Brief
When you repeat the listing, keep every character as it is.

Records provided
....

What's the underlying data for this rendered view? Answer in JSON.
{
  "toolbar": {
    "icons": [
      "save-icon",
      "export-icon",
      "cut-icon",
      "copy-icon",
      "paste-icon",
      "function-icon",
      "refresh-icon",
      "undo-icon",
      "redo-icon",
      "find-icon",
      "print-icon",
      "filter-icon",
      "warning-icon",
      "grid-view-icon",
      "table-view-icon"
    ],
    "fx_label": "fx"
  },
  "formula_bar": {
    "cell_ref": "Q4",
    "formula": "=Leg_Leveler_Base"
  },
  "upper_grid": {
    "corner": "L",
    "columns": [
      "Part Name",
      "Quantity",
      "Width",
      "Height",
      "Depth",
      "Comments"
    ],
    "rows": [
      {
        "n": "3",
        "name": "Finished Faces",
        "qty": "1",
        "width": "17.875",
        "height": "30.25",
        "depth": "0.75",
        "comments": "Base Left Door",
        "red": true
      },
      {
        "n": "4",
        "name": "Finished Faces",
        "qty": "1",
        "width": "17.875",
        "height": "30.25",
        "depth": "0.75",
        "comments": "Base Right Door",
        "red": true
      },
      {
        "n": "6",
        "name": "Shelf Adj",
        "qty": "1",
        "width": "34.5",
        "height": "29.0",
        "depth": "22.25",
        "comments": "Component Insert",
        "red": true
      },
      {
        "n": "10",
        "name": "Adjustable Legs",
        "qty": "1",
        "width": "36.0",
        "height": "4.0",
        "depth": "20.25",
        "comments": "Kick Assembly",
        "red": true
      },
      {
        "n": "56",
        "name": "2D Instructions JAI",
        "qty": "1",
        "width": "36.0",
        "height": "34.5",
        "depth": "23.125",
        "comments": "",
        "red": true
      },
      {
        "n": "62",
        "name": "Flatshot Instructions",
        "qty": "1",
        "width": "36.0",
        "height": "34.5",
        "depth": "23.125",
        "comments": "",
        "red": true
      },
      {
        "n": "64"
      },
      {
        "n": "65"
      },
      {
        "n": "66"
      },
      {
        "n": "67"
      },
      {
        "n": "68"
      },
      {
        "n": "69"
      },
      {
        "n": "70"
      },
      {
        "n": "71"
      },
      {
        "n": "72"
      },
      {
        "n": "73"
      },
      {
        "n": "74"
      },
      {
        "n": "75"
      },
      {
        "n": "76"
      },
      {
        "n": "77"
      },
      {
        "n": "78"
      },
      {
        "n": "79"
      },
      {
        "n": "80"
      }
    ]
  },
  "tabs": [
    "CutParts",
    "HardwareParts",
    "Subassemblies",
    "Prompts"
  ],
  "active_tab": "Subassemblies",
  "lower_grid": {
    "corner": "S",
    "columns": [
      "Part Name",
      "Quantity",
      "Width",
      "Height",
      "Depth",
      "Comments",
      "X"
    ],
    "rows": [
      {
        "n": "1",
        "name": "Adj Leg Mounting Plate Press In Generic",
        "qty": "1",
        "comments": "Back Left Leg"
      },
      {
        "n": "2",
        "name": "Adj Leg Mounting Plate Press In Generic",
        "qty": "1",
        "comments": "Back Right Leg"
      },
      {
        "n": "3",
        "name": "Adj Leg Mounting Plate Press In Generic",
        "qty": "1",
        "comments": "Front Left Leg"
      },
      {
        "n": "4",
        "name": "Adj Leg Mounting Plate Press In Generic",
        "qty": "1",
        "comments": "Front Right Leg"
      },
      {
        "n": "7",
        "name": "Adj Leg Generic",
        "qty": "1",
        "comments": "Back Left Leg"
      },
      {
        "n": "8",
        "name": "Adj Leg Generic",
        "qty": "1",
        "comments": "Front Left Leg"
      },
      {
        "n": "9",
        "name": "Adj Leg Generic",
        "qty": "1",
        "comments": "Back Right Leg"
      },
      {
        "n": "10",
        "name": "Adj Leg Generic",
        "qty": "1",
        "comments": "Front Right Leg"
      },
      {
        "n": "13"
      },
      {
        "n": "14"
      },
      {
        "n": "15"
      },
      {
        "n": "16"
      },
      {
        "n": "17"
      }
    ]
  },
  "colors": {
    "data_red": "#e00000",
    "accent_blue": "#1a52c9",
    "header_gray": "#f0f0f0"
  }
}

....

Solution to the problem
What's the underlying data for this rendered view? Answer in JSON.
{
  "toolbar": {
    "icons": [
      "save-icon",
      "export-icon",
      "cut-icon",
      "copy-icon",
      "paste-icon",
      "function-icon",
      "refresh-icon",
      "undo-icon",
      "redo-icon",
      "find-icon",
      "print-icon",
      "filter-icon",
      "warning-icon",
      "grid-view-icon",
      "table-view-icon"
    ],
    "fx_label": "fx"
  },
  "formula_bar": {
    "cell_ref": "Q4",
    "formula": "=Leg_Leveler_Base"
  },
  "upper_grid": {
    "corner": "L",
    "columns": [
      "Part Name",
      "Quantity",
      "Width",
      "Height",
      "Depth",
      "Comments"
    ],
    "rows": [
      {
        "n": "3",
        "name": "Finished Faces",
        "qty": "1",
        "width": "17.875",
        "height": "30.25",
        "depth": "0.75",
        "comments": "Base Left Door",
        "red": true
      },
      {
        "n": "4",
        "name": "Finished Faces",
        "qty": "1",
        "width": "17.875",
        "height": "30.25",
        "depth": "0.75",
        "comments": "Base Right Door",
        "red": true
      },
      {
        "n": "6",
        "name": "Shelf Adj",
        "qty": "1",
        "width": "34.5",
        "height": "29.0",
        "depth": "22.25",
        "comments": "Component Insert",
        "red": true
      },
      {
        "n": "10",
        "name": "Adjustable Legs",
        "qty": "1",
        "width": "36.0",
        "height": "4.0",
        "depth": "20.25",
        "comments": "Kick Assembly",
        "red": true
      },
      {
        "n": "56",
        "name": "2D Instructions JAI",
        "qty": "1",
        "width": "36.0",
        "height": "34.5",
        "depth": "23.125",
        "comments": "",
        "red": true
      },
      {
        "n": "62",
        "name": "Flatshot Instructions",
        "qty": "1",
        "width": "36.0",
        "height": "34.5",
        "depth": "23.125",
        "comments": "",
        "red": true
      },
      {
        "n": "64"
      },
      {
        "n": "65"
      },
      {
        "n": "66"
      },
      {
        "n": "67"
      },
      {
        "n": "68"
      },
      {
        "n": "69"
      },
      {
        "n": "70"
      },
      {
        "n": "71"
      },
      {
        "n": "72"
      },
      {
        "n": "73"
      },
      {
        "n": "74"
      },
      {
        "n": "75"
      },
      {
        "n": "76"
      },
      {
        "n": "77"
      },
      {
        "n": "78"
      },
      {
        "n": "79"
      },
      {
        "n": "80"
      }
    ]
  },
  "tabs": [
    "CutParts",
    "HardwareParts",
    "Subassemblies",
    "Prompts"
  ],
  "active_tab": "Subassemblies",
  "lower_grid": {
    "corner": "S",
    "columns": [
      "Part Name",
      "Quantity",
      "Width",
      "Height",
      "Depth",
      "Comments",
      "X"
    ],
    "rows": [
      {
        "n": "1",
        "name": "Adj Leg Mounting Plate Press In Generic",
        "qty": "1",
        "comments": "Back Left Leg"
      },
      {
        "n": "2",
        "name": "Adj Leg Mounting Plate Press In Generic",
        "qty": "1",
        "comments": "Back Right Leg"
      },
      {
        "n": "3",
        "name": "Adj Leg Mounting Plate Press In Generic",
        "qty": "1",
        "comments": "Front Left Leg"
      },
      {
        "n": "4",
        "name": "Adj Leg Mounting Plate Press In Generic",
        "qty": "1",
        "comments": "Front Right Leg"
      },
      {
        "n": "7",
        "name": "Adj Leg Generic",
        "qty": "1",
        "comments": "Back Left Leg"
      },
      {
        "n": "8",
        "name": "Adj Leg Generic",
        "qty": "1",
        "comments": "Front Left Leg"
      },
      {
        "n": "9",
        "name": "Adj Leg Generic",
        "qty": "1",
        "comments": "Back Right Leg"
      },
      {
        "n": "10",
        "name": "Adj Leg Generic",
        "qty": "1",
        "comments": "Front Right Leg"
      },
      {
        "n": "13"
      },
      {
        "n": "14"
      },
      {
        "n": "15"
      },
      {
        "n": "16"
      },
      {
        "n": "17"
      }
    ]
  },
  "colors": {
    "data_red": "#e00000",
    "accent_blue": "#1a52c9",
    "header_gray": "#f0f0f0"
  }
}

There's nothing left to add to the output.